## WHAT IS EXPECTED
Isolate every line in the data with the string "fire" and copy it.

## EXTRACTED DATA
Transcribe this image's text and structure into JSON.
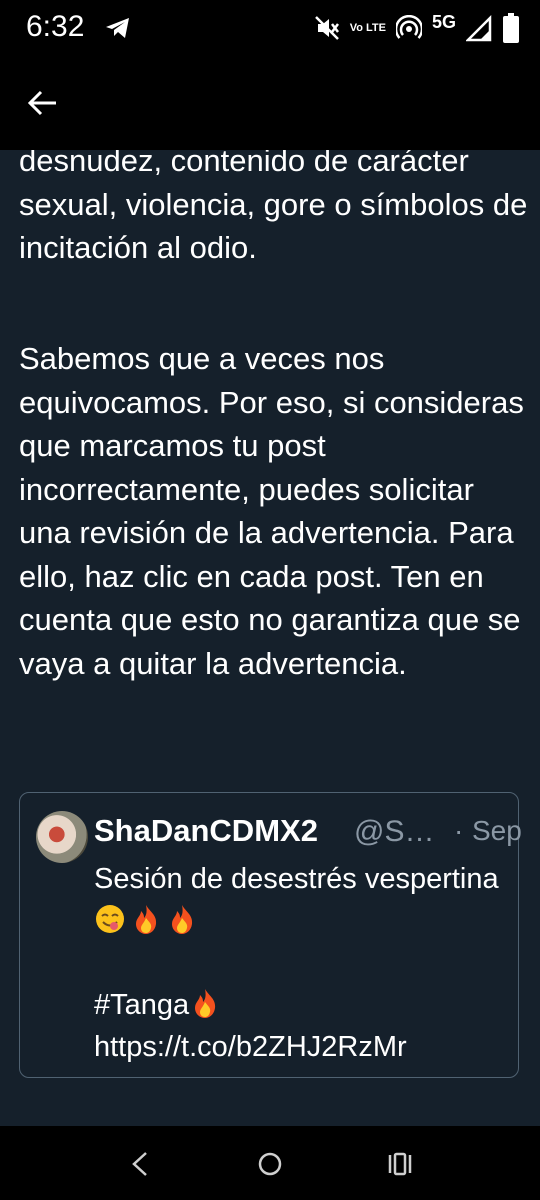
{
  "status_bar": {
    "time": "6:32",
    "network": "5G",
    "volte": "Vo LTE",
    "icons": [
      "telegram-icon",
      "mute-icon",
      "volte-icon",
      "hotspot-icon",
      "signal-icon",
      "battery-icon"
    ]
  },
  "app_bar": {
    "back_icon": "arrow-left-icon"
  },
  "content": {
    "paragraph_1": "desnudez, contenido de carácter sexual, violencia, gore o símbolos de incitación al odio.",
    "paragraph_2": "Sabemos que a veces nos equivocamos. Por eso, si consideras que marcamos tu post incorrectamente, puedes solicitar una revisión de la advertencia. Para ello, haz clic en cada post. Ten en cuenta que esto no garantiza que se vaya a quitar la advertencia."
  },
  "quoted_post": {
    "display_name": "ShaDanCDMX2",
    "handle": "@S…",
    "separator": "·",
    "date": "Sep",
    "text_line_1": "Sesión de desestrés vespertina",
    "emojis": [
      "yum-emoji",
      "fire-emoji",
      "fire-emoji"
    ],
    "hashtag": "#Tanga",
    "hashtag_emoji": "fire-emoji",
    "link": "https://t.co/b2ZHJ2RzMr"
  },
  "nav_bar": {
    "buttons": [
      "back-nav-icon",
      "home-nav-icon",
      "recents-nav-icon"
    ]
  },
  "colors": {
    "background": "#15202b",
    "bars": "#000000",
    "muted_text": "#8b98a5",
    "border": "#506272"
  }
}
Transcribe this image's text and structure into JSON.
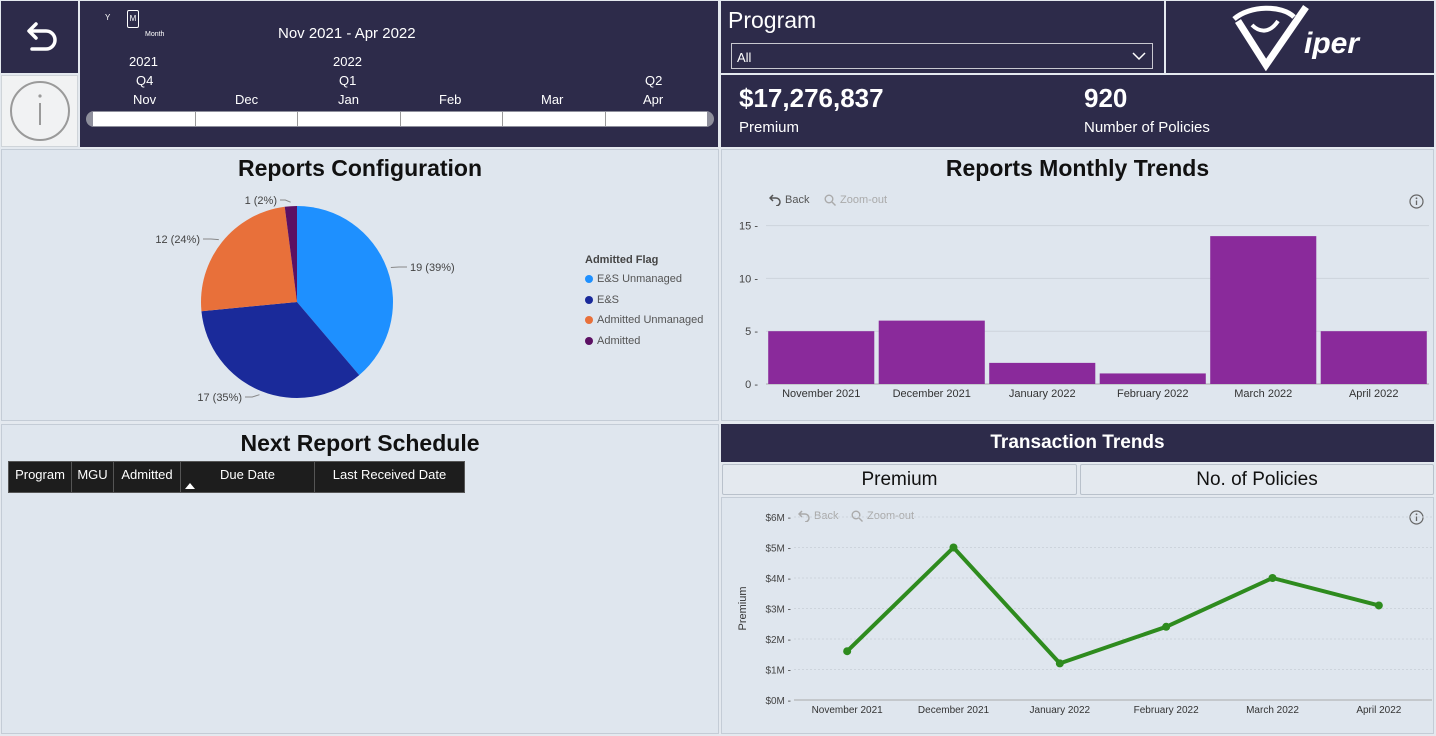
{
  "nav": {
    "back_icon": "undo-arrow-icon",
    "info_icon": "info-circle-icon"
  },
  "slicer": {
    "range_label": "Nov 2021 - Apr 2022",
    "hierarchy_y": "Y",
    "hierarchy_m": "M",
    "hierarchy_caption": "Month",
    "years": [
      "2021",
      "2022"
    ],
    "quarters": [
      "Q4",
      "Q1",
      "Q2"
    ],
    "months": [
      "Nov",
      "Dec",
      "Jan",
      "Feb",
      "Mar",
      "Apr"
    ]
  },
  "program_filter": {
    "title": "Program",
    "selected": "All"
  },
  "logo": {
    "text": "iper"
  },
  "kpis": {
    "premium_value": "$17,276,837",
    "premium_label": "Premium",
    "policies_value": "920",
    "policies_label": "Number of Policies"
  },
  "reports_config": {
    "title": "Reports Configuration",
    "legend_title": "Admitted Flag",
    "legend": [
      {
        "label": "E&S Unmanaged",
        "color": "#1e90ff"
      },
      {
        "label": "E&S",
        "color": "#1a2a9a"
      },
      {
        "label": "Admitted Unmanaged",
        "color": "#e8703a"
      },
      {
        "label": "Admitted",
        "color": "#5c1063"
      }
    ],
    "slice_labels": [
      "19 (39%)",
      "17 (35%)",
      "12 (24%)",
      "1 (2%)"
    ]
  },
  "monthly_trends": {
    "title": "Reports Monthly Trends",
    "back_label": "Back",
    "zoom_label": "Zoom-out"
  },
  "schedule": {
    "title": "Next Report Schedule",
    "columns": [
      "Program",
      "MGU",
      "Admitted",
      "Due Date",
      "Last Received Date"
    ]
  },
  "transaction": {
    "title": "Transaction Trends",
    "tab_premium": "Premium",
    "tab_policies": "No. of Policies",
    "back_label": "Back",
    "zoom_label": "Zoom-out"
  },
  "chart_data": [
    {
      "type": "pie",
      "title": "Reports Configuration",
      "legend_title": "Admitted Flag",
      "categories": [
        "E&S Unmanaged",
        "E&S",
        "Admitted Unmanaged",
        "Admitted"
      ],
      "values": [
        19,
        17,
        12,
        1
      ],
      "colors": [
        "#1e90ff",
        "#1a2a9a",
        "#e8703a",
        "#5c1063"
      ]
    },
    {
      "type": "bar",
      "title": "Reports Monthly Trends",
      "categories": [
        "November 2021",
        "December 2021",
        "January 2022",
        "February 2022",
        "March 2022",
        "April 2022"
      ],
      "values": [
        5,
        6,
        2,
        1,
        14,
        5
      ],
      "yticks": [
        "0",
        "5",
        "10",
        "15"
      ],
      "ylim": [
        0,
        16
      ],
      "color": "#8a2a9b"
    },
    {
      "type": "line",
      "title": "Transaction Trends",
      "ylabel": "Premium",
      "categories": [
        "November 2021",
        "December 2021",
        "January 2022",
        "February 2022",
        "March 2022",
        "April 2022"
      ],
      "values": [
        1.6,
        5.0,
        1.2,
        2.4,
        4.0,
        3.1
      ],
      "yticks": [
        "$0M",
        "$1M",
        "$2M",
        "$3M",
        "$4M",
        "$5M",
        "$6M"
      ],
      "ylim": [
        0,
        6
      ],
      "color": "#2e8b1e"
    }
  ]
}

## EXERCISE RESPONSE
      "fire-emoji",
      "fire-emoji"
    "hashtag_emoji": "fire-emoji",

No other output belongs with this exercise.